Did you know that if you are an international student in the US, you are allowed to work on campus up to 20 hours per week when classes are in session? The U.S. Citizen and Immigration Services also allow international students to work up to 40 hours per week during summer, winter, and spring breaks (when classes are not in session). While this will probably not cover all of your costs, it can be helpful to cover many of your personal expenses.
According to the US Department of Homeland Security, on-campus employment is “work that takes place either at your school or at an off-campus location that is educationally affiliated with your school. This work could be for an on-campus commercial business, like a bookstore or cafeteria, as long as the work directly provides services for students.”
In order to work on campus you will need to maintain a legal F-1 status and be currently enrolled in a full-time class load. You can begin working as early as 30 days before classes begins until your graduation (exceptions may apply if you will be enrolling in another program at your school).
While your work does not need to be related to your field of study, many international students look for a position where they can gain transferable skills that will prove useful upon graduation. Many of the positions on campus start at minimum wage (which is currently at $7.25 per hour for the national standard); however depending on your experience and position you may be able to find a higher paying position. On campus jobs include working at your school’s:
Or, students can find other opportunities as a:
Not only does working on campus acts as a secondary source of financial aid, but it also enhances your overall experience in the US. By working on campus, international students will gain meaningful work experience as well as organization and time management skills that will be a valuable asset to your future employer. By working on campus, you will have the opportunity to meet friends and develop contacts who can serve as a reference during your job search.
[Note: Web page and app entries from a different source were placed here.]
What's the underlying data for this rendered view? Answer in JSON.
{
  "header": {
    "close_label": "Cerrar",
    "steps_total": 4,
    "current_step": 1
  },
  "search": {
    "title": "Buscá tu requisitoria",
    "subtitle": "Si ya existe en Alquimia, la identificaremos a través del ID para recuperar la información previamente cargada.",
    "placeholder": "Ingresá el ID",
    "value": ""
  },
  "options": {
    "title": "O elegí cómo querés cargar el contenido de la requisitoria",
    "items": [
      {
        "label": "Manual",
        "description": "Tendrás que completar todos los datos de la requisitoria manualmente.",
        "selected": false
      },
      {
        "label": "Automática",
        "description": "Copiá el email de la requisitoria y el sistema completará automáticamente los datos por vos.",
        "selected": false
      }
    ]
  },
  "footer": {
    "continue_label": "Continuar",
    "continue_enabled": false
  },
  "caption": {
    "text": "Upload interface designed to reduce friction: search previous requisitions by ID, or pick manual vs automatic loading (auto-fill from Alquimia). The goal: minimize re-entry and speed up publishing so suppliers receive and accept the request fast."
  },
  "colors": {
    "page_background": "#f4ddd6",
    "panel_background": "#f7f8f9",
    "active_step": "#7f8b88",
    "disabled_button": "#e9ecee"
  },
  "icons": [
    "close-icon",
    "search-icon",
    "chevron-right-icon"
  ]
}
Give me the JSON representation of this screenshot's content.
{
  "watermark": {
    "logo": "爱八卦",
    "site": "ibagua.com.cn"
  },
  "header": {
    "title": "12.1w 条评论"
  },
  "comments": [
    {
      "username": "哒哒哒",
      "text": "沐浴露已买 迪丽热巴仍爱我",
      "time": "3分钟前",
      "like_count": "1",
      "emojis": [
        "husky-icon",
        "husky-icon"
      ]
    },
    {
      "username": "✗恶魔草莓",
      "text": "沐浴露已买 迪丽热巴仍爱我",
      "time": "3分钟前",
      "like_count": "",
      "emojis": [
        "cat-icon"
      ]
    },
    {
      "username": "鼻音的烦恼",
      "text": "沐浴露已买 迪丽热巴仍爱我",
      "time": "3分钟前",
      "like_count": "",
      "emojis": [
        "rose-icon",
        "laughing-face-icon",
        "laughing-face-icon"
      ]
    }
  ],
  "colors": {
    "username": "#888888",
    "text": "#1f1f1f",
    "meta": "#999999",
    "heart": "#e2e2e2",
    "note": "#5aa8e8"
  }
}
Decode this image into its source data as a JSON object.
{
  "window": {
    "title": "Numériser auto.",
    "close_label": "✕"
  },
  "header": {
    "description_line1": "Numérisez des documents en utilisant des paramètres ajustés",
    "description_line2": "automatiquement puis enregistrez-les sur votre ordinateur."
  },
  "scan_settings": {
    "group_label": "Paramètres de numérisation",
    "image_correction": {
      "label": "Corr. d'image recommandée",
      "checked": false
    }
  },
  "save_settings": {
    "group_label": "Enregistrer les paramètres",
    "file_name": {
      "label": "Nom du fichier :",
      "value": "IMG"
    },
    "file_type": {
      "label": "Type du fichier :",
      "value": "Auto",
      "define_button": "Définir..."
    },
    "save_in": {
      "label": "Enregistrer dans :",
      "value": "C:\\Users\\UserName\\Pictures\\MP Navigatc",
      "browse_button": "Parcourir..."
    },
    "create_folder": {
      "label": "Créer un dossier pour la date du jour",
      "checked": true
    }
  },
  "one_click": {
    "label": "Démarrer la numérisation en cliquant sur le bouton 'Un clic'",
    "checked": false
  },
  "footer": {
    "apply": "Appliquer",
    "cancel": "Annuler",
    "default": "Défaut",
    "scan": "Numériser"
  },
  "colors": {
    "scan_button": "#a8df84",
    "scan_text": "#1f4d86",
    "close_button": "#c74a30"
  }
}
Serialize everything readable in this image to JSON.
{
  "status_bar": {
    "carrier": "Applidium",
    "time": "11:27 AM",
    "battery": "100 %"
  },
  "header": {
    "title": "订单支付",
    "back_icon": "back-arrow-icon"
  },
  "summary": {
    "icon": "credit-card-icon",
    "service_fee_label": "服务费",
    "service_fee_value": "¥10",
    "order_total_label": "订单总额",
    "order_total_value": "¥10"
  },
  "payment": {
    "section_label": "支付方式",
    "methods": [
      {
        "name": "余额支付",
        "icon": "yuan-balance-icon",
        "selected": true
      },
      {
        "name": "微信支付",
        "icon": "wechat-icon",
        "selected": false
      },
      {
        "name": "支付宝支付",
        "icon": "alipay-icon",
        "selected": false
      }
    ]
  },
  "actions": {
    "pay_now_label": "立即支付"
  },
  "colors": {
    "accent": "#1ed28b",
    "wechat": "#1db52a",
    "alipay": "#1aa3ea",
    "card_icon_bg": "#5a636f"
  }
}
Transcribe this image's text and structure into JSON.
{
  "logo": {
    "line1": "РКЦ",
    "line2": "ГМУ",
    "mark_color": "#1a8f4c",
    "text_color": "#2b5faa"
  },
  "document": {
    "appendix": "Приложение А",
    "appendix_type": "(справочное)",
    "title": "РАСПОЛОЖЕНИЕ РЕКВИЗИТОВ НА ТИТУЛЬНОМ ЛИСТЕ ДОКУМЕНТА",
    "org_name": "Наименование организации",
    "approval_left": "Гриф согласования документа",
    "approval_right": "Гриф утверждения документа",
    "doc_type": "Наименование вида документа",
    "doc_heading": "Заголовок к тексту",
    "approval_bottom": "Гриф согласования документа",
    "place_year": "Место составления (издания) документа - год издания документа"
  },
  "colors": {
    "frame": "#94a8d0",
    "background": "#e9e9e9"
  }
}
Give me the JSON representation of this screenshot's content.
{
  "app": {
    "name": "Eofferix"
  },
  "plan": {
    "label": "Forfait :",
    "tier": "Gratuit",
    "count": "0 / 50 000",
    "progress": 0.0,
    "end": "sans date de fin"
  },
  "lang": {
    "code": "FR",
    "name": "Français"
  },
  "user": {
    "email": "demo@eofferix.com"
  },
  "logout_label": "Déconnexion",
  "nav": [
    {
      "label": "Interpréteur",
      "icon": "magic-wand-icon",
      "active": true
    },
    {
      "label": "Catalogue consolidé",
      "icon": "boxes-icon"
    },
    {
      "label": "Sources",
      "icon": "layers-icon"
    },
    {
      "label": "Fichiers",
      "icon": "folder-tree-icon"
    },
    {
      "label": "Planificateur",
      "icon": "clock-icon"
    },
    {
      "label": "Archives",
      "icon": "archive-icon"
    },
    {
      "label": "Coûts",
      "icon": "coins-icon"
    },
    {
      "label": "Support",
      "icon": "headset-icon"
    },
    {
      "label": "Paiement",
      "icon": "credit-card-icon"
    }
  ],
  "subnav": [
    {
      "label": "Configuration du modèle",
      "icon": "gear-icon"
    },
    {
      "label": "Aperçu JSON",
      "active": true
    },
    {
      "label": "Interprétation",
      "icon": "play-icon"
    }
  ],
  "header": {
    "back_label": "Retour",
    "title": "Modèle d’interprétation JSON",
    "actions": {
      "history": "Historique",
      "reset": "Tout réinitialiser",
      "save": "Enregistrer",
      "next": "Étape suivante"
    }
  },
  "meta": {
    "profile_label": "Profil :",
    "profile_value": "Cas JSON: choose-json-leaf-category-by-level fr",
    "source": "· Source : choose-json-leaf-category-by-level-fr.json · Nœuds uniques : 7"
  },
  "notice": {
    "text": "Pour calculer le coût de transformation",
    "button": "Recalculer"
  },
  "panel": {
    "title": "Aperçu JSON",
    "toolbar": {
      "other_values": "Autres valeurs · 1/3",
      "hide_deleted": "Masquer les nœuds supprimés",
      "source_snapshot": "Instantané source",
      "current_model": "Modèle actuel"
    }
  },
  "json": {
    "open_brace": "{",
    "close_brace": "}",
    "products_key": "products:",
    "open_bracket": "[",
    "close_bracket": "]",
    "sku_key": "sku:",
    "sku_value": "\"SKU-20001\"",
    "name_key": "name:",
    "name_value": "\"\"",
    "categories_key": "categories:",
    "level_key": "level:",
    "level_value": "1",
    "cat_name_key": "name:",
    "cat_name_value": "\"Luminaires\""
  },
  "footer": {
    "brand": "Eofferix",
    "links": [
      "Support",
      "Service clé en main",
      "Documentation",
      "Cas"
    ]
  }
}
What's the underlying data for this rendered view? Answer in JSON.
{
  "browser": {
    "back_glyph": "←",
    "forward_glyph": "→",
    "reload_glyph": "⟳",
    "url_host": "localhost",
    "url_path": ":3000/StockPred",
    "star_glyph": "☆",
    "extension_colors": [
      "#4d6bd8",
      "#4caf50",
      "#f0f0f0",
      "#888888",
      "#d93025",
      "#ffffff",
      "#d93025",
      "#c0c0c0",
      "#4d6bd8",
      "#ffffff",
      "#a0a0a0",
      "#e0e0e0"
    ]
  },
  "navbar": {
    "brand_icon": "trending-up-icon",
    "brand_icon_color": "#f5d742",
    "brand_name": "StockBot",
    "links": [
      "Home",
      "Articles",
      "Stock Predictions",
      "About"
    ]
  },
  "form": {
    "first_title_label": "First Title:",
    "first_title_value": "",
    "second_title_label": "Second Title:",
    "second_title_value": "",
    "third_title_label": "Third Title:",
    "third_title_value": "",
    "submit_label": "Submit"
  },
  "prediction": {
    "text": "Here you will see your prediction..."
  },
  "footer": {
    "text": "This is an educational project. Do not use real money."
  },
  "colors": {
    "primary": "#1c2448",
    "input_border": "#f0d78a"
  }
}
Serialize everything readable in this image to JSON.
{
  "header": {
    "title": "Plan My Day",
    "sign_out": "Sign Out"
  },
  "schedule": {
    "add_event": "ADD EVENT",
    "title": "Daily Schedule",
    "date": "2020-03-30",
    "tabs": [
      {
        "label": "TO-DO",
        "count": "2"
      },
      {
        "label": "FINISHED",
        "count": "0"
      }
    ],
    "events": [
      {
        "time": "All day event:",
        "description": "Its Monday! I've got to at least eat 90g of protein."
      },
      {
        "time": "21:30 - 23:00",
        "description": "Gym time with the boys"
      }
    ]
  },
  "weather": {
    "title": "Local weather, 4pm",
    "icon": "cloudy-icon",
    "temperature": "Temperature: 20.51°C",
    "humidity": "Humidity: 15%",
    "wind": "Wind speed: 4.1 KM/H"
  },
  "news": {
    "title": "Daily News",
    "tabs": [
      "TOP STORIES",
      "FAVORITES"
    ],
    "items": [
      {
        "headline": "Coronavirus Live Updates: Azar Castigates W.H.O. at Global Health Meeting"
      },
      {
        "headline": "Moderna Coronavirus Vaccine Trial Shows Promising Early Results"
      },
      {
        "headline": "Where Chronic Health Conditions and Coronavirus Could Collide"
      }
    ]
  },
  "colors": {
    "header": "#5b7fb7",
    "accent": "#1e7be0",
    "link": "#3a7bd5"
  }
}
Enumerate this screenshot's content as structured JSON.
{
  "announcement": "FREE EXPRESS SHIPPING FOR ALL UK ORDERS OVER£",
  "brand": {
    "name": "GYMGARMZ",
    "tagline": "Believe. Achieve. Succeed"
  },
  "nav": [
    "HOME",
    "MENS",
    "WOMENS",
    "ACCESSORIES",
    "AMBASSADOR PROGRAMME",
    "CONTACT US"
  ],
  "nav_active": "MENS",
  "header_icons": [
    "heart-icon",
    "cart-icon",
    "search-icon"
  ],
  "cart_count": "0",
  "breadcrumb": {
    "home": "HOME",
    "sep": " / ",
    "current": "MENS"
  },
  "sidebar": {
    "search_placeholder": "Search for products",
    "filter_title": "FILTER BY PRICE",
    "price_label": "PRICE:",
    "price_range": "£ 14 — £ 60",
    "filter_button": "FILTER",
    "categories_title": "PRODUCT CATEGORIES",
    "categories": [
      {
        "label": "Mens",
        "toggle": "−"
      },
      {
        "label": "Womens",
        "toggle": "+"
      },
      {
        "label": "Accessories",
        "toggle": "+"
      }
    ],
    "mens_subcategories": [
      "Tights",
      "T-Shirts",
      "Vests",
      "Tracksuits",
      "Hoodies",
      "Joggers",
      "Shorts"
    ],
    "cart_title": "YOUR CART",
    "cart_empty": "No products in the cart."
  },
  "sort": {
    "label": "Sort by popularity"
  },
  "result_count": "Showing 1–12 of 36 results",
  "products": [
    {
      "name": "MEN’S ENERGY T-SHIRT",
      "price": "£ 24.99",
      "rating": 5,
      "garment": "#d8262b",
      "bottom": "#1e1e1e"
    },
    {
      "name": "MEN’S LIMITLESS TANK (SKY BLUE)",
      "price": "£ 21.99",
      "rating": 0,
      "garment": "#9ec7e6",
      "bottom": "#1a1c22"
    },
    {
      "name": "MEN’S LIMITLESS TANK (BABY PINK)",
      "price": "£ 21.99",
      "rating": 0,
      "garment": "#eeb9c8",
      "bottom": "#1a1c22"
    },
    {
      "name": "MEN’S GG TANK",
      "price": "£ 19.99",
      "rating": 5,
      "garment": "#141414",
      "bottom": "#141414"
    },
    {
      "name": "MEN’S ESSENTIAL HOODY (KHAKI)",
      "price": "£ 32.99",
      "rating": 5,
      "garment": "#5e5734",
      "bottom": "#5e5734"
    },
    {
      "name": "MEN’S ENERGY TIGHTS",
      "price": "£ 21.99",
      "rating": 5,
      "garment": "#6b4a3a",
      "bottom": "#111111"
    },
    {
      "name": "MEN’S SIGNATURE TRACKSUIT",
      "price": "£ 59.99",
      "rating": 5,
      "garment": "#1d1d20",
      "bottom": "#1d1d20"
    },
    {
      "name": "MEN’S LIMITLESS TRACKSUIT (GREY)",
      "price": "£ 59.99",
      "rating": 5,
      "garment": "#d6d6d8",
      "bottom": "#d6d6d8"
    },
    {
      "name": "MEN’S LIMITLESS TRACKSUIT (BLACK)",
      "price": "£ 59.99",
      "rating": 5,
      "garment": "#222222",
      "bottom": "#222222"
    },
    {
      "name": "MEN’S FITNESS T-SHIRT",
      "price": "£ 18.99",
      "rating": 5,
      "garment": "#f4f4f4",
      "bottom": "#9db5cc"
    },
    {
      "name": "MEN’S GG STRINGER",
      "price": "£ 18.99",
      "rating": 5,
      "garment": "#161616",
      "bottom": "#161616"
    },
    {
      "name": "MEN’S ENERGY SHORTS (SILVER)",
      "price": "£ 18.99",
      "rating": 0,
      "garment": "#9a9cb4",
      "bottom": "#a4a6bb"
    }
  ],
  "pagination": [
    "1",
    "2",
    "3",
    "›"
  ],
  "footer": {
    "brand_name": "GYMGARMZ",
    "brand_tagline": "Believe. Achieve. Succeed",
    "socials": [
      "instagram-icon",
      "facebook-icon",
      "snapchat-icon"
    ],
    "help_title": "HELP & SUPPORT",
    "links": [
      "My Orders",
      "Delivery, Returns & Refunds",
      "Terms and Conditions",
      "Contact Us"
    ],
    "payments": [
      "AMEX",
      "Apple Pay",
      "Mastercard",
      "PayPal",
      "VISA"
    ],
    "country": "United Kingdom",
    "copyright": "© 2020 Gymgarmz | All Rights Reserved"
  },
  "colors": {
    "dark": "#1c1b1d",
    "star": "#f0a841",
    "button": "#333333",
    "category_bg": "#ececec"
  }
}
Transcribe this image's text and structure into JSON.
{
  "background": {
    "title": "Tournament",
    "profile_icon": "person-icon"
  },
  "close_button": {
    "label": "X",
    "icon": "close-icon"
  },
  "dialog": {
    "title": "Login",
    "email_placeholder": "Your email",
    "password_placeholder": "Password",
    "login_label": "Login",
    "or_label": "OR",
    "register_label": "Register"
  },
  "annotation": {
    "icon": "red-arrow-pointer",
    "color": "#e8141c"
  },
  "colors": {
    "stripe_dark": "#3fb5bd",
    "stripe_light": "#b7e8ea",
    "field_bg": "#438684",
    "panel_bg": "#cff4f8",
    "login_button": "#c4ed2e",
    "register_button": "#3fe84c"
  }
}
If you are an international student working on campus, don’t forget that you will be required to pay and report your earnings. Depending on your country, you may be eligible for tax exemptions depending on if your home country has tax treaty.